It was a busy night in the hospital. Young parents carrying a bleeding toddler were waved past the registration desk through the door to the examination area. Bruised and shaken passengers of a car accident consoled each other as they awaited medical treatment.

Outside, the persistent wail of arriving and departing ambulances added to the familiar cacophony of New York traffic.

A hand touched Meghan's arm. "How's it going, Counselor?"

It was Jack Murphy from Channel 5. His wife had gone through NYU Law School with Meghan. Unlike Meghan, however, Liz was practicing law. Meghan Collins, Juris Doctor, had worked for a Park Avenue law firm for six months, quit and got a job at WPCD radio as a news reporter. She'd been there three years now and for the past month had been borrowed regularly by PCD Channel 3, the television affiliate.

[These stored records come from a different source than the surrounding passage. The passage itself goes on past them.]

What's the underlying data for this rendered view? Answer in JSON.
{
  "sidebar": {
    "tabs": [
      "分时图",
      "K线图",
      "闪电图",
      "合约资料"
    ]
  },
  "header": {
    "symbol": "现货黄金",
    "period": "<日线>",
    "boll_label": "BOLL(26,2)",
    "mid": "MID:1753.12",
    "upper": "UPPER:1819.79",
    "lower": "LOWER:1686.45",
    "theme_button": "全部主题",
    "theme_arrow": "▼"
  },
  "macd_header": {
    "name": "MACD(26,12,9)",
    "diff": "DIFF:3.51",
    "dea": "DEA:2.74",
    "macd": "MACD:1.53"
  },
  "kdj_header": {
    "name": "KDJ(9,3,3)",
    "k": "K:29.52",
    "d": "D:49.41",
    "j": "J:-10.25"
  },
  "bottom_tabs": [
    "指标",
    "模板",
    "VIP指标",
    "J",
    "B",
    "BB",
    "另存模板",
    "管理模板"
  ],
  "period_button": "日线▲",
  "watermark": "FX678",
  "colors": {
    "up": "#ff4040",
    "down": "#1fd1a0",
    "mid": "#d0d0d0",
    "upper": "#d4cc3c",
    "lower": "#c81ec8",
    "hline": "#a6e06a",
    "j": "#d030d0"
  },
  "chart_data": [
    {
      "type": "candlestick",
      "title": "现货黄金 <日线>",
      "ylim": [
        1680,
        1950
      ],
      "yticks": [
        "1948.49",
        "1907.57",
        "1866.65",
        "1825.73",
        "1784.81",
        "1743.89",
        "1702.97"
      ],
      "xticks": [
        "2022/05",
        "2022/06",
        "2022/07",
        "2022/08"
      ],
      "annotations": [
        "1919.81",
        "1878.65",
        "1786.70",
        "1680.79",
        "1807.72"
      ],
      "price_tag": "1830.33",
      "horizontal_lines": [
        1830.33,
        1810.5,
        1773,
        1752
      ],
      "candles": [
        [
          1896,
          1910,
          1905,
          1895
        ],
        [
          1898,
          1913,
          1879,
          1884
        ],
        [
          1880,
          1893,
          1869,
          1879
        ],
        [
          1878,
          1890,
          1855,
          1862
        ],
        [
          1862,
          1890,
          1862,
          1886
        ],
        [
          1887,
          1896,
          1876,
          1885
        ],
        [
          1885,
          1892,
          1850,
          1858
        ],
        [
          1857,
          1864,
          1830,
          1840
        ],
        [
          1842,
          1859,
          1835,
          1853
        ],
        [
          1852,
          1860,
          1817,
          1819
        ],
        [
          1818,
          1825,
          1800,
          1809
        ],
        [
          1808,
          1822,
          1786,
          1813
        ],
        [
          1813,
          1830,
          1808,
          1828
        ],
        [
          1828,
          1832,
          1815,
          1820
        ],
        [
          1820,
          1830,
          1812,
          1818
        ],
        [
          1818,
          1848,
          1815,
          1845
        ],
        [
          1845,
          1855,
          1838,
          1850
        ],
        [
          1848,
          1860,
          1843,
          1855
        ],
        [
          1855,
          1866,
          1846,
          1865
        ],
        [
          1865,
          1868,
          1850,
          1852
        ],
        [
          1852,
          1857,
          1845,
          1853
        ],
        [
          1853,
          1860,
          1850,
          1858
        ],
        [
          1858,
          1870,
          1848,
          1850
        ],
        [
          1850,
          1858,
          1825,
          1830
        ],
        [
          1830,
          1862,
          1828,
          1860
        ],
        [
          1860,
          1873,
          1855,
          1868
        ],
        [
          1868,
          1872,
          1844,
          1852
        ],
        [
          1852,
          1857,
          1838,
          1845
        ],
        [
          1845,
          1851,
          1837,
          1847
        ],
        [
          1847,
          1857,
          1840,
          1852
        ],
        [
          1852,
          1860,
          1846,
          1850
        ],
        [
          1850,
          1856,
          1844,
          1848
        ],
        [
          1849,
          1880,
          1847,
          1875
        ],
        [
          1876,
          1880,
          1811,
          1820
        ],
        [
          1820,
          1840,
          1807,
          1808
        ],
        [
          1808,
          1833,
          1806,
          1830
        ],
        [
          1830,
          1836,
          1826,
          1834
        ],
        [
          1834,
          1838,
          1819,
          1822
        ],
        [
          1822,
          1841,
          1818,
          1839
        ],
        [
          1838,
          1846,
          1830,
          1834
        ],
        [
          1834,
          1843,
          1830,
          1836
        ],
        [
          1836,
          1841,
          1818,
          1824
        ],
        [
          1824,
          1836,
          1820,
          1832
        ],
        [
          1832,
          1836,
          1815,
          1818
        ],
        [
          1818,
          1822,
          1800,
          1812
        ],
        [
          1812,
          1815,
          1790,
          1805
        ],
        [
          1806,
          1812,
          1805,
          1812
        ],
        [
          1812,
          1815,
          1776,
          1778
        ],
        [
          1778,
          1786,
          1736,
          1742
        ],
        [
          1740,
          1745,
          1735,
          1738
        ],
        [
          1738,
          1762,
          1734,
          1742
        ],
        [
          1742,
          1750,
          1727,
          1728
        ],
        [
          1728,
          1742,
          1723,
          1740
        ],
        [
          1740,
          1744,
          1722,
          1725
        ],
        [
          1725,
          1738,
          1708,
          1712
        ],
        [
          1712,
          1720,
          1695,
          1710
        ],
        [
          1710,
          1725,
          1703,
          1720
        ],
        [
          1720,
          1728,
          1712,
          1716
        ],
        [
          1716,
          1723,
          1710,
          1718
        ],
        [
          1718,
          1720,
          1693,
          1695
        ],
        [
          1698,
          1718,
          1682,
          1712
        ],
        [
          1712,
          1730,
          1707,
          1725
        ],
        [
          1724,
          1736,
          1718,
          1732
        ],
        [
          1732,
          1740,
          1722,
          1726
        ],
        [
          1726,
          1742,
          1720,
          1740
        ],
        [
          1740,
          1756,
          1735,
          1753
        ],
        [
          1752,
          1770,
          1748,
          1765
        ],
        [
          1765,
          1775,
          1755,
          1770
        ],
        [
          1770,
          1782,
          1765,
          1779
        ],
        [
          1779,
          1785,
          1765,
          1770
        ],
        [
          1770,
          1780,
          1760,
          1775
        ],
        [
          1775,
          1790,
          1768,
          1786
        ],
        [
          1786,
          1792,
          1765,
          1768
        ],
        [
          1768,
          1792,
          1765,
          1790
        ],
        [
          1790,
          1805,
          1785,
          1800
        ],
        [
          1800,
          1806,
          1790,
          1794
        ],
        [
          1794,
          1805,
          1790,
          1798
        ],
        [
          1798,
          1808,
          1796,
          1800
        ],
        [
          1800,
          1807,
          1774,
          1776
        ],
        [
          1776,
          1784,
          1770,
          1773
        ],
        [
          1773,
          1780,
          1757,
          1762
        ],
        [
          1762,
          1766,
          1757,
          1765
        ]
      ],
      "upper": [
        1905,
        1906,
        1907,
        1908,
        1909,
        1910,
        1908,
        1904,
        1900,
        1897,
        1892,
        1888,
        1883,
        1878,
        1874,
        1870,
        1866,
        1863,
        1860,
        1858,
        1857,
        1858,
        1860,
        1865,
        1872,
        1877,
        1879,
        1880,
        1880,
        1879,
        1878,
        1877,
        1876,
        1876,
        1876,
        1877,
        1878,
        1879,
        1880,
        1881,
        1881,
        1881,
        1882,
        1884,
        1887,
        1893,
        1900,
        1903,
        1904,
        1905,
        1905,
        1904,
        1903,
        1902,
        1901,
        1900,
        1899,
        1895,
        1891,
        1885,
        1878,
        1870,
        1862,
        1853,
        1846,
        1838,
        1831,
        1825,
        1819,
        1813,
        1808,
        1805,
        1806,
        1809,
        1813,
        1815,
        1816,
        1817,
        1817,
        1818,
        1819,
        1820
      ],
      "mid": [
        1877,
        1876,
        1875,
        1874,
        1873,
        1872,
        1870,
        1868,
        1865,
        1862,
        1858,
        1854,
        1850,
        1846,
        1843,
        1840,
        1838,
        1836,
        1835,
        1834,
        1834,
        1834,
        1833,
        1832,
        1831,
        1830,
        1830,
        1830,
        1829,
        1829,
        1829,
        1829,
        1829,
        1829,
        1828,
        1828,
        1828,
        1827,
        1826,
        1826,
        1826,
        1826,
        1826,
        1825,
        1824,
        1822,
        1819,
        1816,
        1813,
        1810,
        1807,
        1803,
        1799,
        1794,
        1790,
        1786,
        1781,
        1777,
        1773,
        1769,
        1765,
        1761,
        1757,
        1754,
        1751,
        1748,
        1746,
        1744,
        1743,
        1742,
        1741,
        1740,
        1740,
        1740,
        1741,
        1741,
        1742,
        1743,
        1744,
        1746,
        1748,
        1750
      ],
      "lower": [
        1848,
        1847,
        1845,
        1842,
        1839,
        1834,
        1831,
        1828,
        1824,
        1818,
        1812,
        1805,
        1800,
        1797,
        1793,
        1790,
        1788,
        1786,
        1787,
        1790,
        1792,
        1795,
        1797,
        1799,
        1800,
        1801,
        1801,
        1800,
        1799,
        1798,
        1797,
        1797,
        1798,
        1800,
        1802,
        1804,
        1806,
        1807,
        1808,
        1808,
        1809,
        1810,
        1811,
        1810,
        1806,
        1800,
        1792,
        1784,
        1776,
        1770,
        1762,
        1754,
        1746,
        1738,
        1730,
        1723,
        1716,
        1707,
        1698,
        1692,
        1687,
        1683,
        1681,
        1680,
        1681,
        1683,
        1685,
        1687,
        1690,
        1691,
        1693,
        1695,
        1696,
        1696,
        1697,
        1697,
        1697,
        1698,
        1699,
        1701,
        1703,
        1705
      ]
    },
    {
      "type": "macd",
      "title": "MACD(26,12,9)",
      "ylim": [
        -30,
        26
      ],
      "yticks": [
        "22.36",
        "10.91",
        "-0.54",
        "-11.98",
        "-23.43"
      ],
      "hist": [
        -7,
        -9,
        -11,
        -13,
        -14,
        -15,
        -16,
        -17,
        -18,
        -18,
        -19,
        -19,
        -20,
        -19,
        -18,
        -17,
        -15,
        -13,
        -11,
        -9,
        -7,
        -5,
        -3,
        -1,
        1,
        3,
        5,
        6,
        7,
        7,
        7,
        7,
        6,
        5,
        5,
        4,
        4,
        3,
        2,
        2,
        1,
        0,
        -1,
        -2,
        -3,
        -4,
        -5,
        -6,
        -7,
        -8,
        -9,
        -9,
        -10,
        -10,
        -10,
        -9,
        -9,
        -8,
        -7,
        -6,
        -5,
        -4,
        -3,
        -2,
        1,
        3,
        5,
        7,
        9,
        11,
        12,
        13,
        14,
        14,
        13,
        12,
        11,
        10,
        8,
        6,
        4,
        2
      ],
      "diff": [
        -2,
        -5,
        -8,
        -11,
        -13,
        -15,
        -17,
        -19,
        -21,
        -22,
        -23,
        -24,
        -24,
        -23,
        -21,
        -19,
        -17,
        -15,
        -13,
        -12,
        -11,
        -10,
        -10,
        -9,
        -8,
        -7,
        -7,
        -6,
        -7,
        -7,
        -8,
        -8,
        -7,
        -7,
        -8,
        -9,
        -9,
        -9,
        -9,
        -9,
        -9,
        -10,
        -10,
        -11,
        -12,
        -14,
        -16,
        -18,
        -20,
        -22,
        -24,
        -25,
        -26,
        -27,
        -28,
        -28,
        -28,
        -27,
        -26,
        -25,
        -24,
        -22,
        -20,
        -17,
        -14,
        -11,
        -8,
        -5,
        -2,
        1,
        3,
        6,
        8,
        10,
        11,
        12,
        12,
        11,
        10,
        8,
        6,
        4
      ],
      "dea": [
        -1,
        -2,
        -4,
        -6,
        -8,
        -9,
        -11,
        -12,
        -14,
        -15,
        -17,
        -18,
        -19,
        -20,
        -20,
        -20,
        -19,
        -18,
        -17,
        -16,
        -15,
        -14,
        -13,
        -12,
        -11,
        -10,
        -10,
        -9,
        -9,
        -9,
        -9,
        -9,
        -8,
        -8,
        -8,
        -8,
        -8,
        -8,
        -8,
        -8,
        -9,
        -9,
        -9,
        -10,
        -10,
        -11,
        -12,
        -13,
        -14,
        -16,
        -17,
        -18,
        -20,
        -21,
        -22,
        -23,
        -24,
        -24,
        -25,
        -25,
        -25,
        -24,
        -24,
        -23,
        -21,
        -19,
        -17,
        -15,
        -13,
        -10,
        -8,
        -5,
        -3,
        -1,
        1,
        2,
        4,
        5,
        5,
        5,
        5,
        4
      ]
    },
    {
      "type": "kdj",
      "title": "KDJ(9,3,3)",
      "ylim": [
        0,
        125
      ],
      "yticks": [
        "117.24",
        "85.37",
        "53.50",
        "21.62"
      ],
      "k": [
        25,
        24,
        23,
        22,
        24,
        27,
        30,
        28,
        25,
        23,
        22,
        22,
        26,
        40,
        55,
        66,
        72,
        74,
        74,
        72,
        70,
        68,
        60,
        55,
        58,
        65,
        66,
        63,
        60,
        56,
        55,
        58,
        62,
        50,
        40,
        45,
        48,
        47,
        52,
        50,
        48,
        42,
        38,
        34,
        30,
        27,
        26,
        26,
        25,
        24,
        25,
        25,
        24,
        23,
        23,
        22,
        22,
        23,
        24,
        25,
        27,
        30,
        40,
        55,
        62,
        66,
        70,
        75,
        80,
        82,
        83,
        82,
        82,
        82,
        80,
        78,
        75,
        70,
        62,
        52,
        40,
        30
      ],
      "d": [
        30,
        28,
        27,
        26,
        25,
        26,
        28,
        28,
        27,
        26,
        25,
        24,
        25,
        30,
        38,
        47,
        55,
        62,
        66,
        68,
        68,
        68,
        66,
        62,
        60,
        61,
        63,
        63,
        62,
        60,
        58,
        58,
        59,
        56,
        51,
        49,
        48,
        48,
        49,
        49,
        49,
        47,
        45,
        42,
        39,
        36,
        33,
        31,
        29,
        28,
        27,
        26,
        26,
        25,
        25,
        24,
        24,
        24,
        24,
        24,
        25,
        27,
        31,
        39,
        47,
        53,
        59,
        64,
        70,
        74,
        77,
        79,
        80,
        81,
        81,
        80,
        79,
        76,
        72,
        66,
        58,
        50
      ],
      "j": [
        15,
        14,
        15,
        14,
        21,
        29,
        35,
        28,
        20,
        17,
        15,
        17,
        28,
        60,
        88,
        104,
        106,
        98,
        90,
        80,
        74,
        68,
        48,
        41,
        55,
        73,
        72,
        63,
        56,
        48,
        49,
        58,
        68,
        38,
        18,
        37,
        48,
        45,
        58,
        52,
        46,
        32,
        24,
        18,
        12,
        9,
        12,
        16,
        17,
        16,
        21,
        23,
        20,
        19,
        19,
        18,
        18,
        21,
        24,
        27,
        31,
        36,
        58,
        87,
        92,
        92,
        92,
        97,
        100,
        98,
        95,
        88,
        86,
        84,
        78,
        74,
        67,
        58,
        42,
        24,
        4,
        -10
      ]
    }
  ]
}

"It's going okay, I guess," Meghan told him. Her beeper sounded.

"Have dinner with us soon," Jack said "It's been too long." He rejoined his cameraman as she reached to get her cellular phone out of the bag.

The call was from Ken Simon at the WPCD radio news desk. "Meg, the EMS scanner just picked up an ambulance heading for Roosevelt. Stabbing victim found on Fifty-sixth Street and Tenth. Watch for her."

The ominous ee-aww sound of an approaching ambulance coincided with the staccato tapping of hurrying feet. The trauma team was heading for the Emergency entrance. Meg broke the connection, dropped the phone in her bag and followed the empty stretcher as it was wheeled out to the semicircular driveway.

The ambulance screeched to a halt. Experienced hands rushed to assist in transferring the victim to the stretcher. An oxygen mask was clamped on her face. The sheet covering her slender body was bloodstained. Tangled chestnut hair accentuated the blue-tinged pallor of her neck.

Meg rushed to the driver's door. "Any witnesses?" she asked quickly.

"None came forward." The driver's face was lined and weary, his voice matter-of-fact. "There's an alley between two of those old tenements near Tenth. Looks like someone came up from behind, shoved her in it and stabbed her. Probably happened in a split second."

"How bad is she?"

"As bad as you can get."


"None. She'd been robbed. Probably hit by some druggie who needed a fix."

The stretcher was being wheeled in. Meghan darted back into the emergency room behind it.

One of the reporters snapped, "The senator's doctor is about to give a statement."

The media surged across the room to crowd around the desk. Meghan did not know what instinct kept her near the stretcher. She watched as the doctor about to start an IV removed the oxygen mask and lifted the victim's eyelids.

"She's gone," he said.

Meghan looked over a nurse's shoulder and stared down into the unseeing blue eyes of the dead young woman. She gasped as she took in those eyes, the broad forehead, arched brows, high cheekbones, straight nose, generous lips.

It was as though she was looking into a mirror.

She was looking at her own face.

Copyright © 1993 by Mary Higgins Clark

Read More

Customer Reviews

Average Review:

Write a Review

and post it to your social network


Most Helpful Customer Reviews

See all customer reviews >